Patients like Mrs T are quite common in neurological practice. A recent study from our group found that patients with weakness unexplained by disease may be as common as those with multiple sclerosis (MS). Furthermore, they are deserving patients with chronic disability and distress.1 But, hang on a minute, do they really exist at all? Was there not a classic paper by Slater that proved that they all received a neurological diagnosis in the end?
Eliot Slater (1904-1983) was founder of the Psychiatric Genetics Unit at the Institute of Psychiatry in 1959 and also held a post at the Institute of Neurology (1946-1959). The paper in question, ‘Diagnosis of “Hysteria”’, was published in the BMJ in 1965.2 It was a lecture transcript which described a follow up study of 112 patients with a diagnosis of ‘hysteria’ seen at the Institute of Neurology an average of nine years earlier.3 Despite its classic status, a cursory read reveals major flaws in its design and reporting. Slater conflates together patients who were truly mis-diagnosed (e.g. someone with ‘hysterical weakness’ who turned out to have an ‘atypical myopathy’) with those who merely had ‘co-morbidity’ (e.g. a patient with MS and ‘hysterical elaboration’ who at follow up had only MS). He did not report clearly what symptoms the patients had, or on what basis they were misdiagnosed. Even some of the apparent misdiagnoses seem to be of dubious relevance (for example, ‘cortical atrophy’). Yet, this was his clear and robust conclusion:
‘No evidence has yet been offered that the patients diagnosed as suffering from “hysteria” are in medically significant terms anything more than a random selection... The only thing that hysterical patients can be shown to have in common is that they are all patients. The malady of the wandering womb began as a myth, and a myth it yet survives. But like all unwarranted beliefs which still attract credence, it is dangerous. The diagnosis of “hysteria” is a disguise for ignorance and a fertile source of clinical error. It is in fact not only a delusion but a snare.’
So why does this paper matter? It matters because of the paper's huge impact on medical science and practice.
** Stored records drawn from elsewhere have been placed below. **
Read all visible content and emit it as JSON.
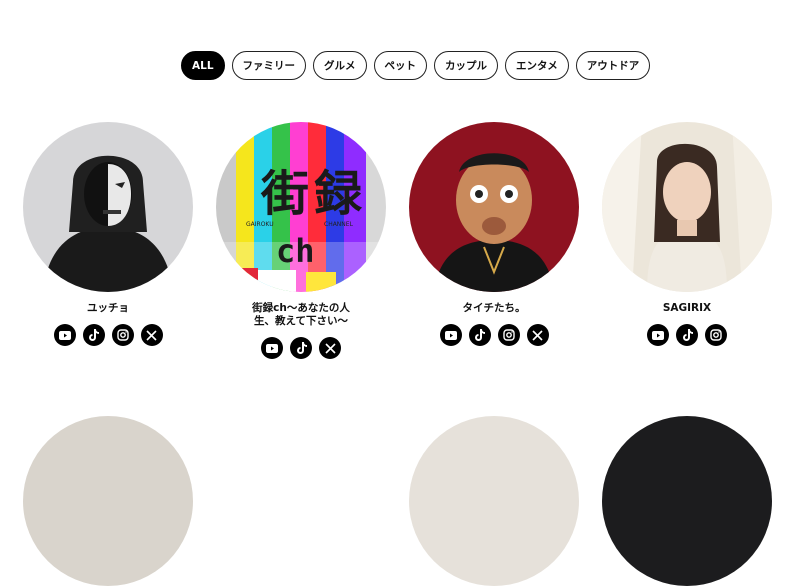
{
  "filters": [
    "ALL",
    "ファミリー",
    "グルメ",
    "ペット",
    "カップル",
    "エンタメ",
    "アウトドア"
  ],
  "active_filter": "ALL",
  "creators": [
    {
      "name": "ユッチョ",
      "socials": [
        "youtube-icon",
        "tiktok-icon",
        "instagram-icon",
        "x-icon"
      ]
    },
    {
      "name": "街録ch〜あなたの人\n生、教えて下さい〜",
      "avatar_text": {
        "main1": "街",
        "main2": "録",
        "sub": "ch",
        "left": "GAIROKU",
        "right": "CHANNEL"
      },
      "socials": [
        "youtube-icon",
        "tiktok-icon",
        "x-icon"
      ]
    },
    {
      "name": "タイチたち。",
      "socials": [
        "youtube-icon",
        "tiktok-icon",
        "instagram-icon",
        "x-icon"
      ]
    },
    {
      "name": "SAGIRIX",
      "socials": [
        "youtube-icon",
        "tiktok-icon",
        "instagram-icon"
      ]
    }
  ],
  "colors": {
    "chip_active_bg": "#000000",
    "social_bg": "#000000"
  }
}
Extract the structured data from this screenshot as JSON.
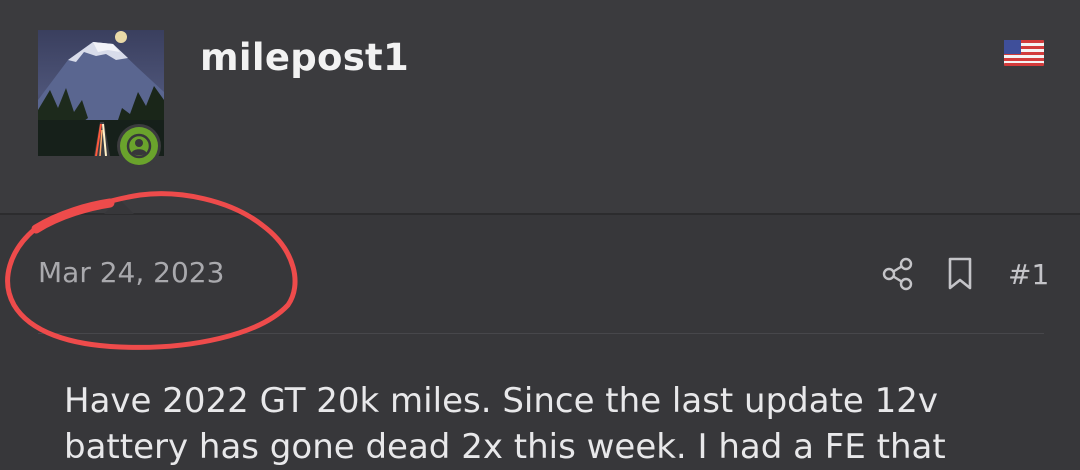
{
  "post": {
    "author": "milepost1",
    "country_flag_icon": "us-flag-icon",
    "online_status_icon": "online-user-icon",
    "date": "Mar 24, 2023",
    "post_number": "#1",
    "body": "Have 2022 GT 20k miles. Since the last update 12v battery has gone dead 2x this week. I had a FE that"
  },
  "actions": {
    "share_icon": "share-icon",
    "bookmark_icon": "bookmark-icon"
  },
  "colors": {
    "background": "#37373a",
    "header_background": "#3b3b3e",
    "online_badge": "#6aa32c",
    "annotation_red": "#ee4b4b"
  }
}
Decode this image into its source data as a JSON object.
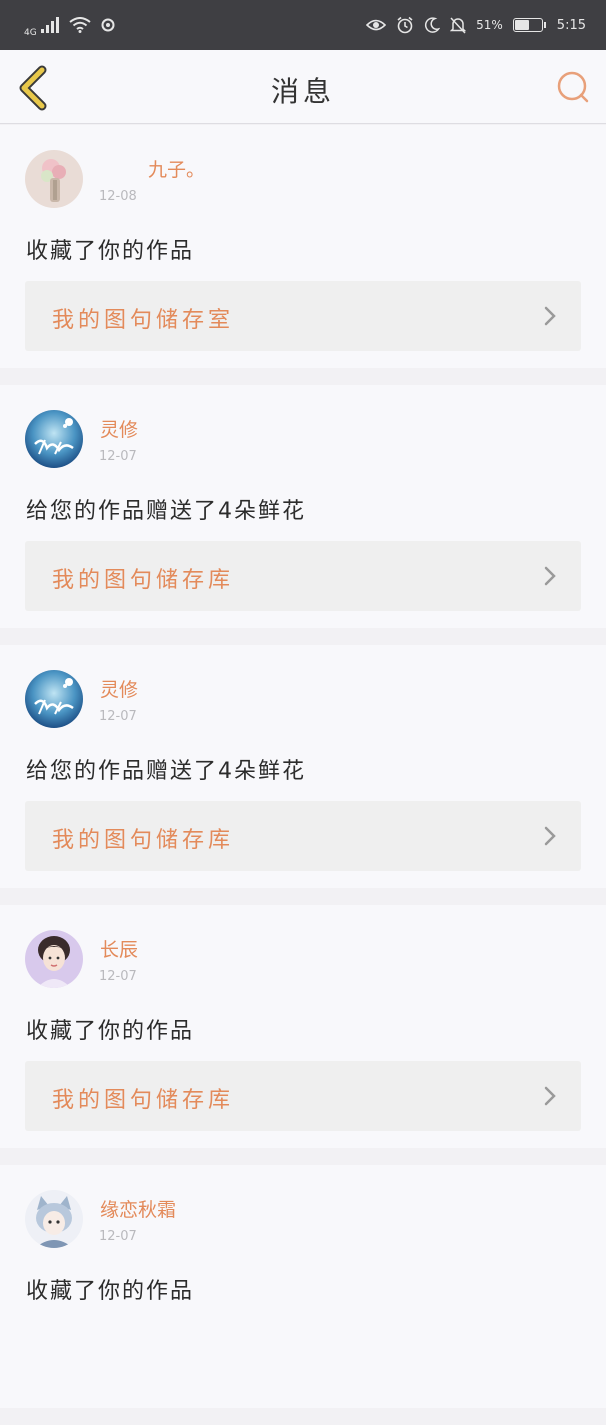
{
  "status_bar": {
    "network": "4G",
    "battery_percent": "51%",
    "battery_level": 0.51,
    "time": "5:15"
  },
  "header": {
    "title": "消息"
  },
  "colors": {
    "accent": "#e38a5a",
    "status_bar_bg": "#3f3f43",
    "back_icon": "#e8c84a"
  },
  "messages": [
    {
      "username": "九子。",
      "date": "12-08",
      "action": "收藏了你的作品",
      "link_label": "我的图句储存室",
      "avatar_icon": "avatar-flowers"
    },
    {
      "username": "灵修",
      "date": "12-07",
      "action": "给您的作品赠送了4朵鲜花",
      "link_label": "我的图句储存库",
      "avatar_icon": "avatar-blue-calligraphy"
    },
    {
      "username": "灵修",
      "date": "12-07",
      "action": "给您的作品赠送了4朵鲜花",
      "link_label": "我的图句储存库",
      "avatar_icon": "avatar-blue-calligraphy"
    },
    {
      "username": "长辰",
      "date": "12-07",
      "action": "收藏了你的作品",
      "link_label": "我的图句储存库",
      "avatar_icon": "avatar-girl"
    },
    {
      "username": "缘恋秋霜",
      "date": "12-07",
      "action": "收藏了你的作品",
      "link_label": "",
      "avatar_icon": "avatar-cartoon-cat"
    }
  ]
}
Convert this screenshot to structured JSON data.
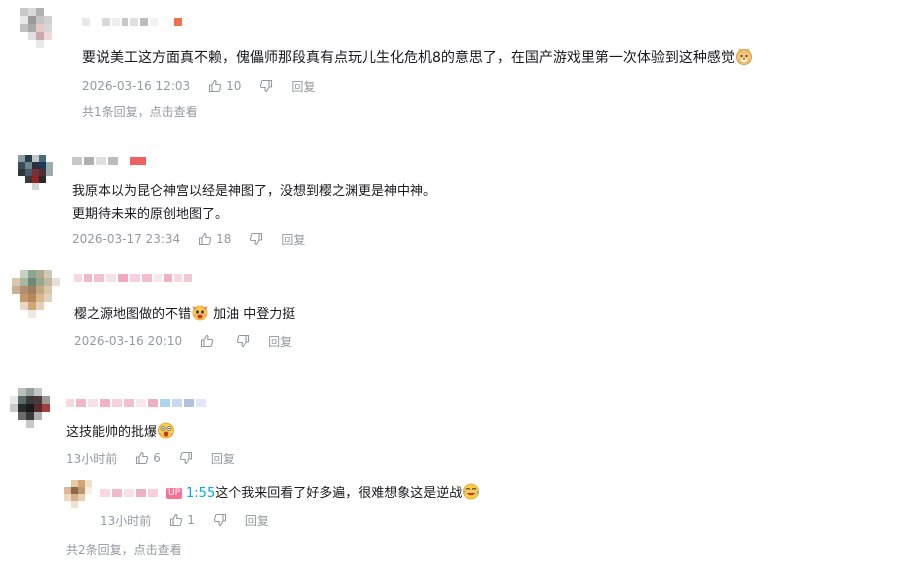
{
  "comments": [
    {
      "text": "要说美工这方面真不赖，傀儡师那段真有点玩儿生化危机8的意思了，在国产游戏里第一次体验到这种感觉",
      "time": "2026-03-16 12:03",
      "likes": "10",
      "reply_label": "回复",
      "footer": "共1条回复，点击查看",
      "emoji": "doge-emoji"
    },
    {
      "text_line1": "我原本以为昆仑神宫以经是神图了，没想到樱之渊更是神中神。",
      "text_line2": "更期待未来的原创地图了。",
      "time": "2026-03-17 23:34",
      "likes": "18",
      "reply_label": "回复"
    },
    {
      "text_before": "樱之源地图做的不错",
      "text_after": " 加油 中登力挺",
      "time": "2026-03-16 20:10",
      "likes": "",
      "reply_label": "回复",
      "emoji": "cheer-emoji"
    },
    {
      "text": "这技能帅的批爆",
      "time": "13小时前",
      "likes": "6",
      "reply_label": "回复",
      "emoji": "shocked-emoji",
      "sub_reply": {
        "badge": "UP",
        "timestamp": "1:55",
        "text": "这个我来回看了好多遍，很难想象这是逆战",
        "time": "13小时前",
        "likes": "1",
        "reply_label": "回复",
        "emoji": "laugh-emoji"
      },
      "footer": "共2条回复，点击查看"
    }
  ],
  "colors": {
    "text": "#18191c",
    "meta": "#9499a0",
    "link": "#00aeec",
    "up_badge": "#fb7299"
  }
}
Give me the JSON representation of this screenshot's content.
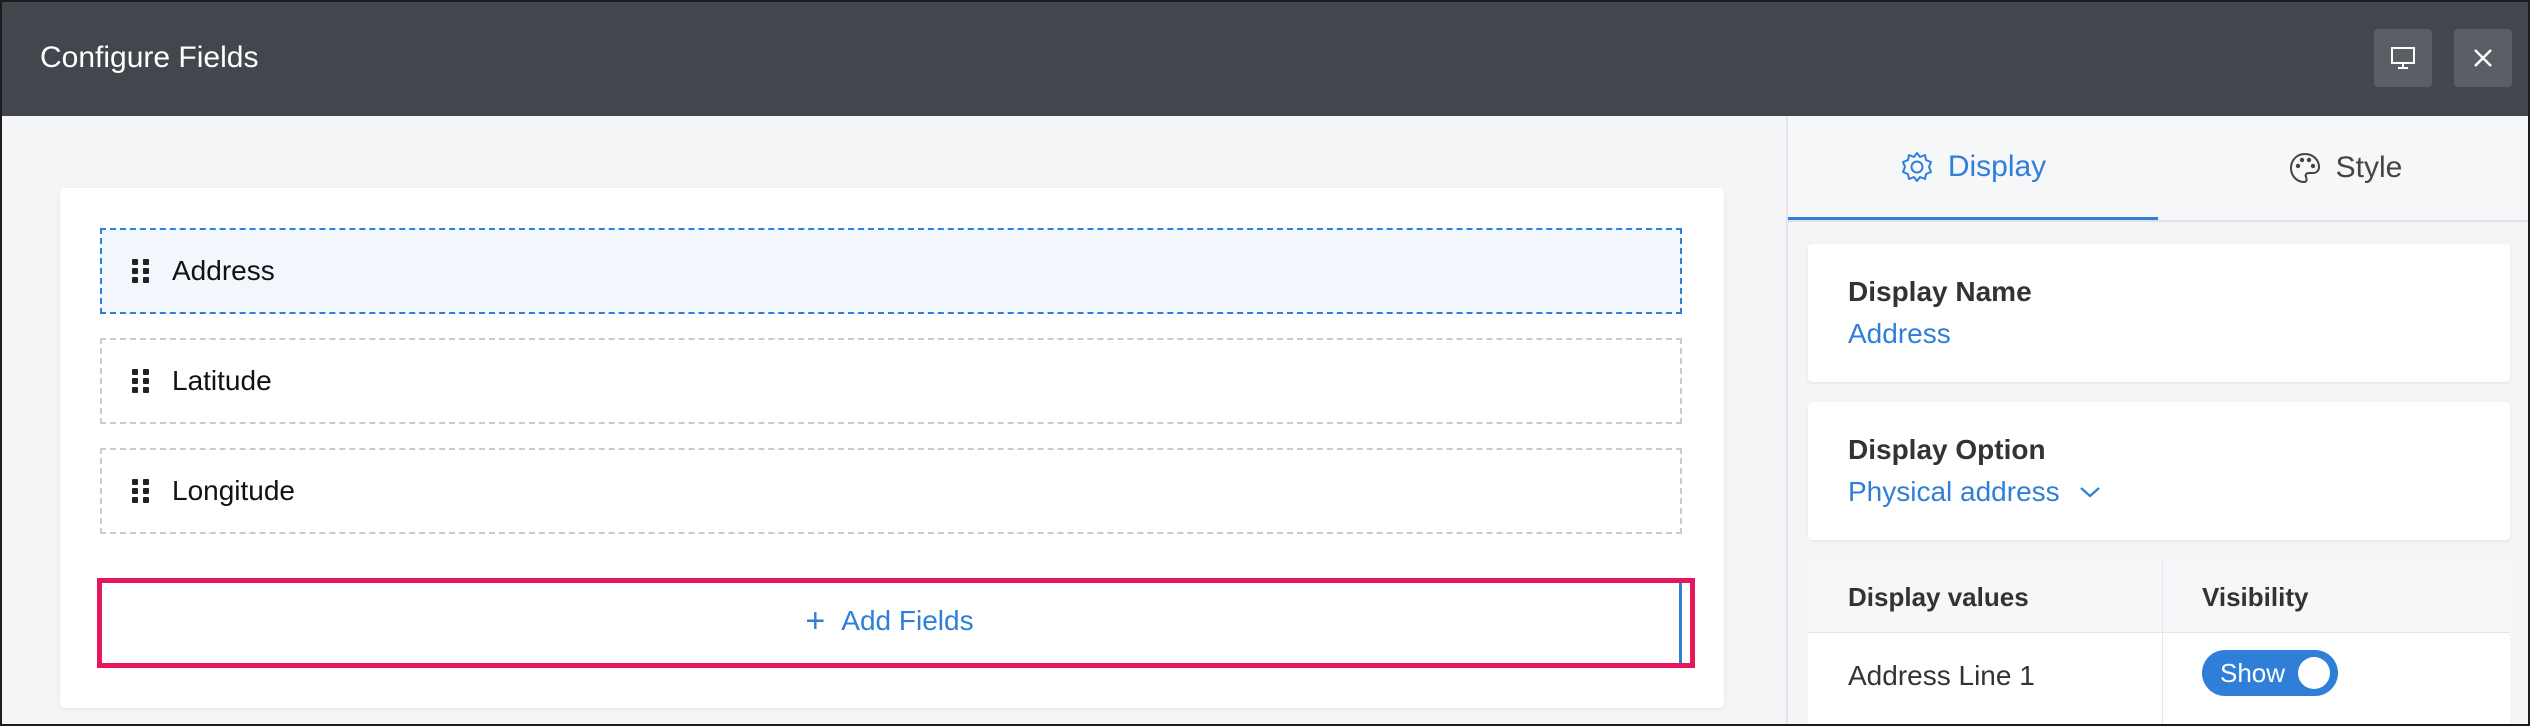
{
  "header": {
    "title": "Configure Fields",
    "monitor_icon": "monitor-icon",
    "close_icon": "close-icon"
  },
  "fields": [
    {
      "label": "Address",
      "selected": true
    },
    {
      "label": "Latitude",
      "selected": false
    },
    {
      "label": "Longitude",
      "selected": false
    }
  ],
  "add_fields": {
    "label": "Add Fields",
    "icon": "plus-icon"
  },
  "tabs": [
    {
      "label": "Display",
      "icon": "gear-icon",
      "active": true
    },
    {
      "label": "Style",
      "icon": "palette-icon",
      "active": false
    }
  ],
  "display_name": {
    "title": "Display Name",
    "value": "Address"
  },
  "display_option": {
    "title": "Display Option",
    "value": "Physical address"
  },
  "visibility_table": {
    "headers": [
      "Display values",
      "Visibility"
    ],
    "rows": [
      {
        "label": "Address Line 1",
        "toggle": "Show"
      }
    ]
  },
  "colors": {
    "accent": "#2f7fd8",
    "header_bg": "#44464d",
    "highlight": "#e4185a"
  }
}
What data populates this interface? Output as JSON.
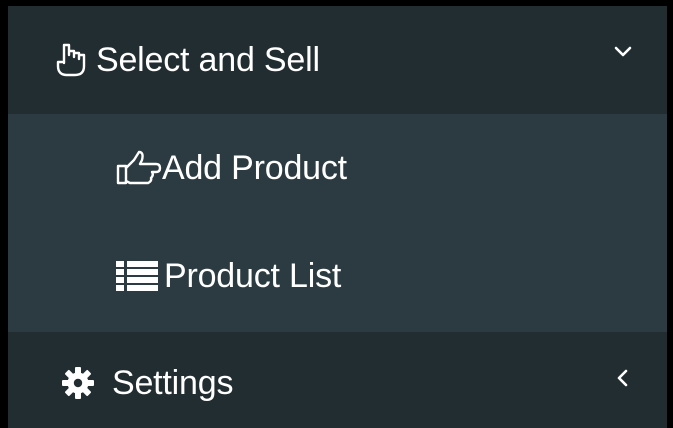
{
  "menu": {
    "select_and_sell": {
      "label": "Select and Sell",
      "icon": "hand-pointer-icon",
      "expanded": true
    },
    "submenu": [
      {
        "label": "Add Product",
        "icon": "hand-point-right-icon"
      },
      {
        "label": "Product List",
        "icon": "list-icon"
      }
    ],
    "settings": {
      "label": "Settings",
      "icon": "gear-icon",
      "expanded": false
    }
  },
  "colors": {
    "sidebar_bg": "#222d32",
    "submenu_bg": "#2c3b41",
    "text": "#ffffff",
    "frame": "#000000"
  }
}
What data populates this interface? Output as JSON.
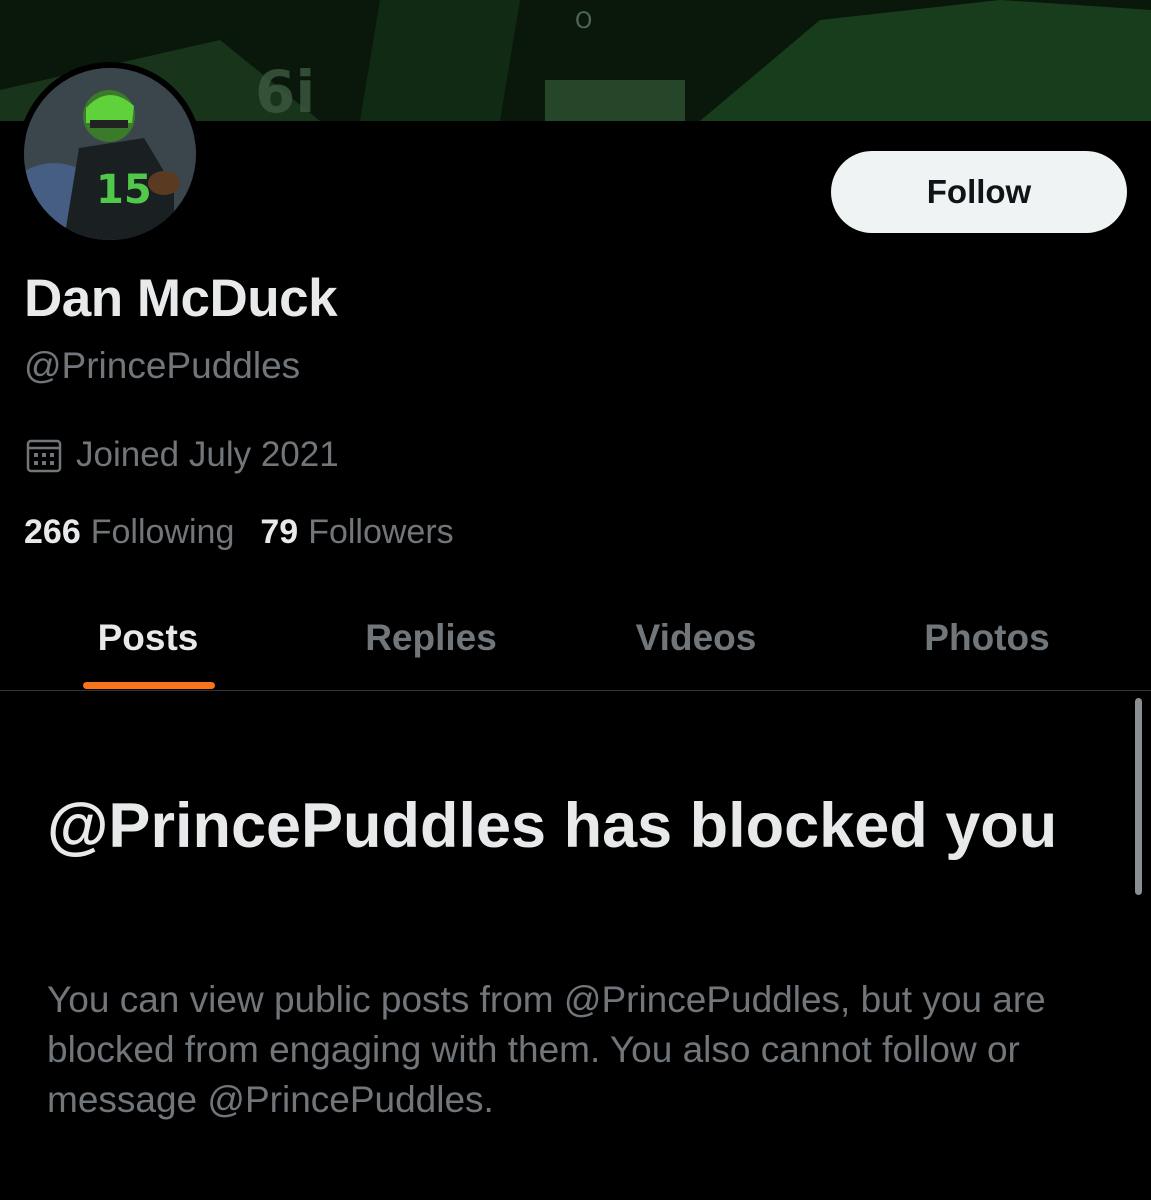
{
  "profile": {
    "follow_label": "Follow",
    "display_name": "Dan McDuck",
    "handle": "@PrincePuddles",
    "joined": "Joined July 2021",
    "following_count": "266",
    "following_label": "Following",
    "followers_count": "79",
    "followers_label": "Followers"
  },
  "tabs": [
    {
      "label": "Posts",
      "active": true
    },
    {
      "label": "Replies",
      "active": false
    },
    {
      "label": "Videos",
      "active": false
    },
    {
      "label": "Photos",
      "active": false
    }
  ],
  "blocked": {
    "title": "@PrincePuddles has blocked you",
    "message": "You can view public posts from @PrincePuddles, but you are blocked from engaging with them. You also cannot follow or message @PrincePuddles."
  },
  "colors": {
    "background": "#000000",
    "accent": "#f9731a",
    "text_primary": "#e7e9ea",
    "text_secondary": "#71767b",
    "button_bg": "#eff3f4"
  },
  "icons": {
    "calendar": "calendar-icon"
  }
}
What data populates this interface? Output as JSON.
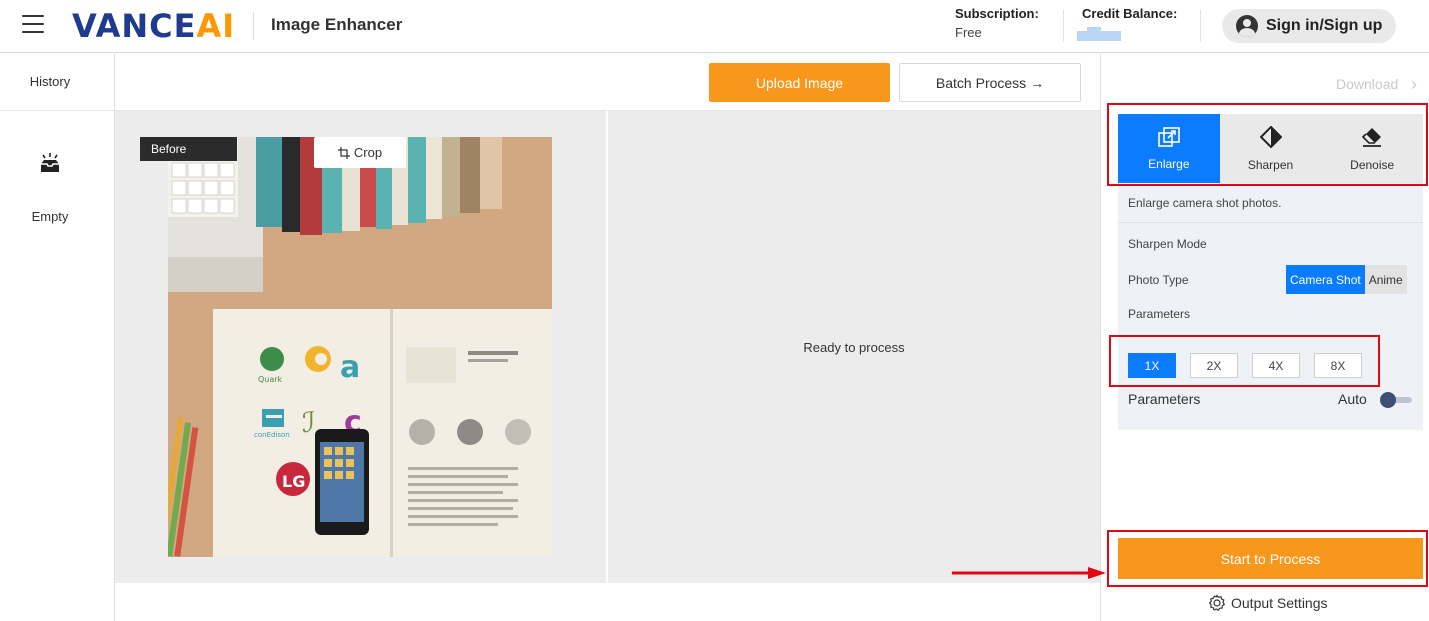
{
  "header": {
    "brand_main": "VANCE",
    "brand_accent": "AI",
    "app_title": "Image Enhancer",
    "subscription_label": "Subscription:",
    "subscription_value": "Free",
    "credit_label": "Credit Balance:",
    "sign_in_label": "Sign in/Sign up"
  },
  "sidebar": {
    "history_label": "History",
    "empty_label": "Empty"
  },
  "toolbar": {
    "upload_label": "Upload Image",
    "batch_label": "Batch Process →"
  },
  "canvas": {
    "before_badge": "Before",
    "crop_label": "Crop",
    "ready_text": "Ready to process"
  },
  "right_panel": {
    "download_label": "Download",
    "modes": [
      {
        "label": "Enlarge",
        "icon": "enlarge-icon",
        "active": true
      },
      {
        "label": "Sharpen",
        "icon": "sharpen-icon",
        "active": false
      },
      {
        "label": "Denoise",
        "icon": "denoise-icon",
        "active": false
      }
    ],
    "mode_description": "Enlarge camera shot photos.",
    "sharpen_mode_label": "Sharpen Mode",
    "photo_type_label": "Photo Type",
    "photo_types": [
      {
        "label": "Camera Shot",
        "active": true
      },
      {
        "label": "Anime",
        "active": false
      }
    ],
    "parameters_label": "Parameters",
    "scales": [
      {
        "label": "1X",
        "active": true
      },
      {
        "label": "2X",
        "active": false
      },
      {
        "label": "4X",
        "active": false
      },
      {
        "label": "8X",
        "active": false
      }
    ],
    "parameters_label_2": "Parameters",
    "auto_label": "Auto",
    "auto_enabled": false,
    "start_label": "Start to Process",
    "output_settings_label": "Output Settings"
  },
  "colors": {
    "accent_orange": "#f7981d",
    "accent_blue": "#0b7bff",
    "brand_navy": "#1f3b8f",
    "annotation_red": "#e30613"
  }
}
Despite a fierce rebuke from the neurologist Sir Francis Walshe later that year in the BMJ,4 his conclusion that a diagnosis of hysteria is ‘not only a delusion but a snare’ has resonated down the decades. For the next 30 years, Slater's study turns up again and again in the literature as solid ‘evidence’ that patients with complaints regarded as ‘non-organic’ or evidence of ‘conversion disorder’ are just misdiagnosed cases of disease which will eventually emerge.
Why did it become a classic? Perhaps because it was a blessing for psychiatrists. The typical patient with conversion symptoms is rarely enthusiastic about seeing a psychiatrist. Slater's study provided a wonderful excuse to send the patient back to the neurologist with an opinion that there was ‘no psychiatric disorder’ and that the symptoms would probably turn out to be due to a disease. Neurologists, for their part, appeared to carry on diagnosing ‘hysteria’ but remained uninterested in the topic. Perhaps it became a classic because of the memorable eloquence of the conclusion. Whatever the reason, it was not the quality of the science.
The truth is that reported misdiagnosis rates for symptoms like these were around 15% before his study and have averaged only 4% in studies of patients since 1970, a rate no worse than for any other neurological or psychiatric condition.5 Slater made a valid point about the overly broad use of the word ‘hysteria’ at the time, but he also denied the existence of symptoms such as functional weakness and non-epileptic attacks. In doing so, he unwittingly stunted research and impeded the clinical care of these patients, a situation from which we are only now recovering. Perhaps above all it should remind us how easily we can be led to believe what is convenient and eloquently expressed, rather than what is scientifically true.